So, a neon indicator produces a little orange glow, although they are usually covered in a red lens to make them look a bit more 'serous'. The tiny little glass bulb contains a couple of electrodes and a squirt of neon gas. When you put a big enough electrical charge across them, the neon ionises, begins to conduct and produces the characteristic neon glow.
A neon bulb strikes at around 90v and draws a current of about one milli-Amp, or a thousandth of an Amp. Not a lot. But, because the mains voltage is 240v, they need a small series resistor to drop the voltage. The actual neon will consume about 90 or so milliwatts, which sounds like an insignificant amount, but if you factor in the resistor dropping the other 150v at 1mA, these indicators actually draw about a quarter of a Watt.
That still doesn't sound like much, but when you realise some of these neon indicators on isolator switches are on all day every day, 365 days a year...each neon will consume...
...2.19kWh a year!
At 35p a unit, that's almost 77p a year. Five of them in my old kitchen? £3.85.
Now, I'm not saying you go out and replace neon switches with non-neon switches to save a few pence. If you are having any work done anyway, then consider non-neon switches and isolators. Some bathroom pull cords have a little mechanical flag rather than a neon to tell if they are on or off.
But, if you have any pre-existing ones that you just leave on all the time...if they don't need to be on, turn them off. You won't save a fortune, but look after the pennies...
This is getting into the realms of penny pinching, perhaps, but every tiny reduction is still a reduction. Cumulatively, they add up.
Then when you go behind the TV and stereo, or the computer setup or anywhere else you needed some extra sockets and see how many of your power blocks have built-in neon indicators? They say don't sweat the small stuff, but when you do sit down and actually tot up 'the small stuff'...ya know?!
Last edited by retrotecchie; 26-11-22 at 00:47.

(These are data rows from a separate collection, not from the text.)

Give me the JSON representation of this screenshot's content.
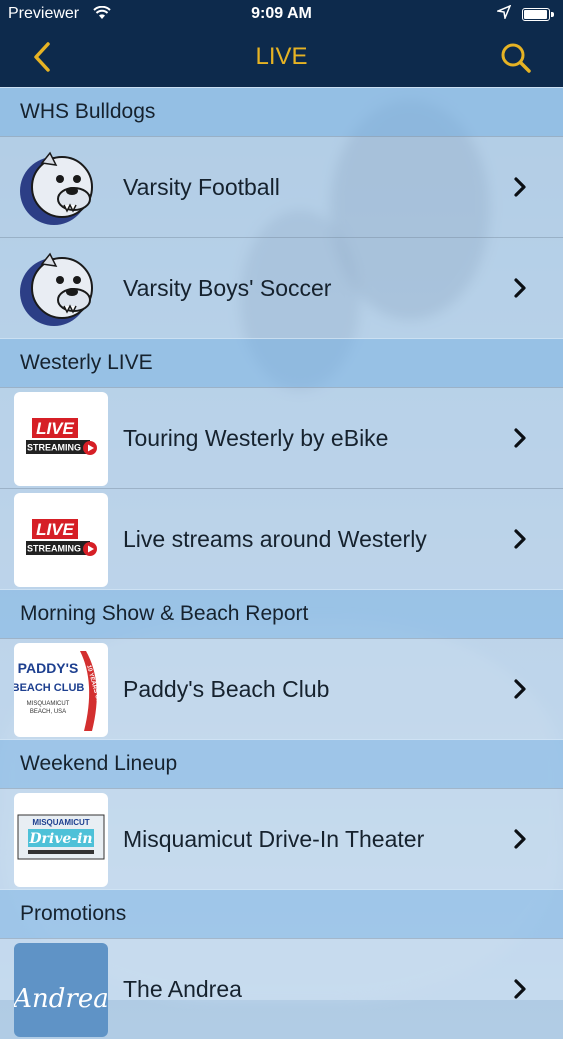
{
  "status_bar": {
    "carrier": "Previewer",
    "time": "9:09 AM",
    "battery_fraction": 0.9
  },
  "nav": {
    "title": "LIVE",
    "back_icon": "chevron-left-icon",
    "search_icon": "search-icon"
  },
  "sections": [
    {
      "title": "WHS Bulldogs",
      "items": [
        {
          "label": "Varsity Football",
          "thumb": "bulldog"
        },
        {
          "label": "Varsity Boys' Soccer",
          "thumb": "bulldog"
        }
      ]
    },
    {
      "title": "Westerly LIVE",
      "items": [
        {
          "label": "Touring Westerly by eBike",
          "thumb": "live-streaming"
        },
        {
          "label": "Live streams around Westerly",
          "thumb": "live-streaming"
        }
      ]
    },
    {
      "title": "Morning Show & Beach Report",
      "items": [
        {
          "label": "Paddy's Beach Club",
          "thumb": "paddys"
        }
      ]
    },
    {
      "title": "Weekend Lineup",
      "items": [
        {
          "label": "Misquamicut Drive-In Theater",
          "thumb": "drive-in"
        }
      ]
    },
    {
      "title": "Promotions",
      "items": [
        {
          "label": "The Andrea",
          "thumb": "andrea"
        }
      ]
    }
  ],
  "logo_text": {
    "live": "LIVE",
    "streaming": "STREAMING",
    "paddys": "PADDY'S",
    "beach_club": "BEACH CLUB",
    "misquamicut": "MISQUAMICUT",
    "beach_usa": "BEACH, USA",
    "years_of_fun": "10 YEARS OF FUN",
    "drive_in": "Drive-in",
    "andrea": "Andrea"
  }
}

Don't shoot me, I'm only the piano player. I DON'T work for or on behalf of EON.Next, but am willing to try and help if I can. Not on mains gas, mobile network or mains drainage. House heated almost entirely by baby dragons.